Jade is either of two tough, hard minerals with a compact interlocking grain structure, commonly green but also found as white, mauve, red-brown, or yellow; used as a gemstone to make carved jewelry and ornaments. Jade carving in China dates from the first first millennium BC, but the finest examples are late eighteenth century AD.

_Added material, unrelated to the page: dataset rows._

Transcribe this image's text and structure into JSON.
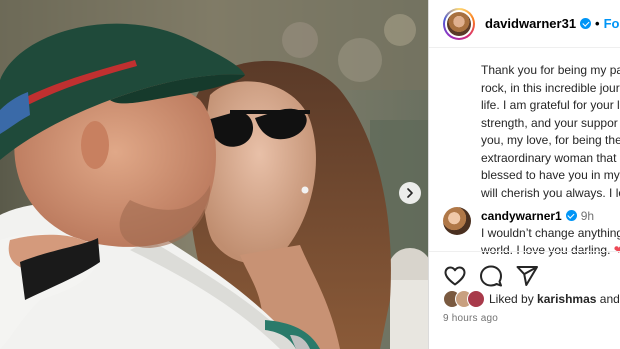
{
  "post": {
    "author": "davidwarner31",
    "separator": "•",
    "follow_label": "Follow",
    "caption_lines": [
      "Thank you for being my pa",
      "rock, in this incredible jour",
      "life. I am grateful for your l",
      "strength, and your suppor",
      "you, my love, for being the",
      "extraordinary woman that",
      "blessed to have you in my",
      "will cherish you always. I lo"
    ],
    "time_ago": "9 hours ago"
  },
  "comment": {
    "user": "candywarner1",
    "time": "9h",
    "lines": [
      "I wouldn’t change anything",
      "world. I love you darling."
    ],
    "heart": "❤"
  },
  "likes": {
    "prefix": "Liked by",
    "user": "karishmas",
    "suffix": "and"
  },
  "icons": {
    "like": "heart-outline-icon",
    "comment": "comment-bubble-icon",
    "share": "paper-plane-icon",
    "next": "chevron-right-icon",
    "verified": "verified-badge-icon"
  },
  "colors": {
    "link": "#0095f6",
    "secondary_text": "#737373",
    "heart": "#ed4956"
  }
}
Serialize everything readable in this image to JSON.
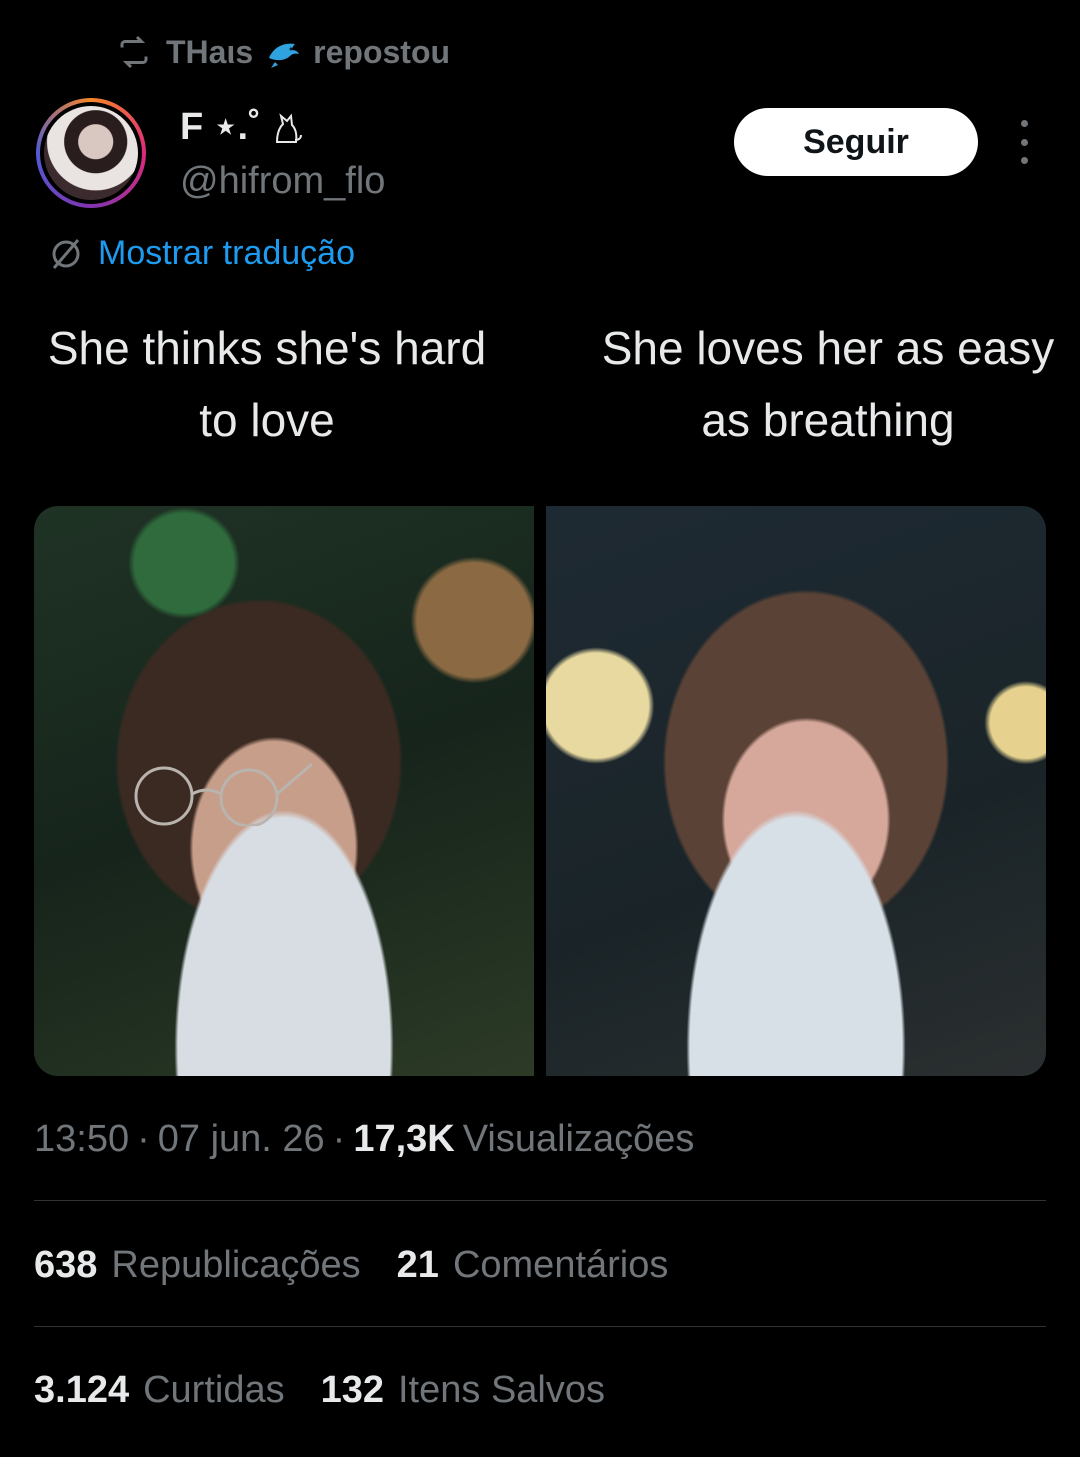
{
  "repost": {
    "reposter_name": "THaιs",
    "label": "repostou"
  },
  "author": {
    "display_name": "F ⋆.˚",
    "handle": "@hifrom_flo"
  },
  "actions": {
    "follow_label": "Seguir",
    "translate_label": "Mostrar tradução"
  },
  "post": {
    "caption_left": "She thinks she's hard to love",
    "caption_right": "She loves her as easy as breathing"
  },
  "meta": {
    "time": "13:50",
    "date": "07 jun. 26",
    "views_count": "17,3K",
    "views_label": "Visualizações"
  },
  "stats": [
    {
      "count": "638",
      "label": "Republicações"
    },
    {
      "count": "21",
      "label": "Comentários"
    },
    {
      "count": "3.124",
      "label": "Curtidas"
    },
    {
      "count": "132",
      "label": "Itens Salvos"
    }
  ],
  "colors": {
    "background": "#000000",
    "text_primary": "#e7e9ea",
    "text_secondary": "#71767b",
    "link": "#1d9bf0",
    "divider": "#2f3336"
  }
}
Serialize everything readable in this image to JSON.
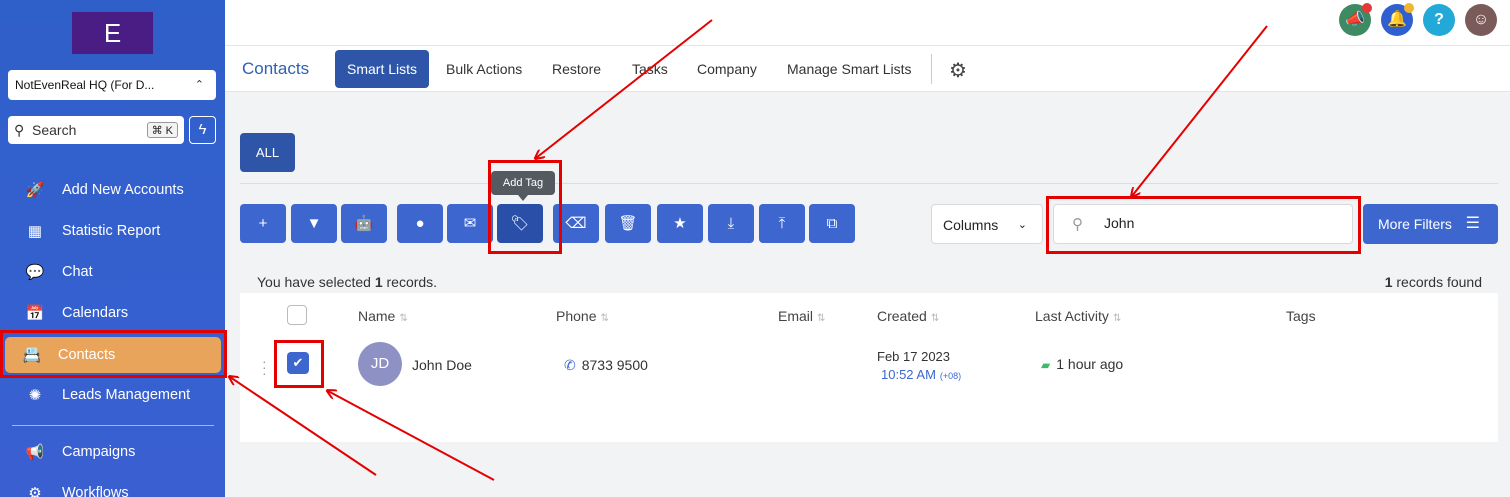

Nephrite, the commoner form of jade, is an amphibole, a combination of tremolite and actinolite, occurring in China, Russia, New Zealand, and the western United States. Jadeite, rarer than nephrite and prized for its more intense color and translucence, is a sodium aluminum pyroxene, found chiefly in upper Burma. Hardness: 5–6; relative density: 3–3.4.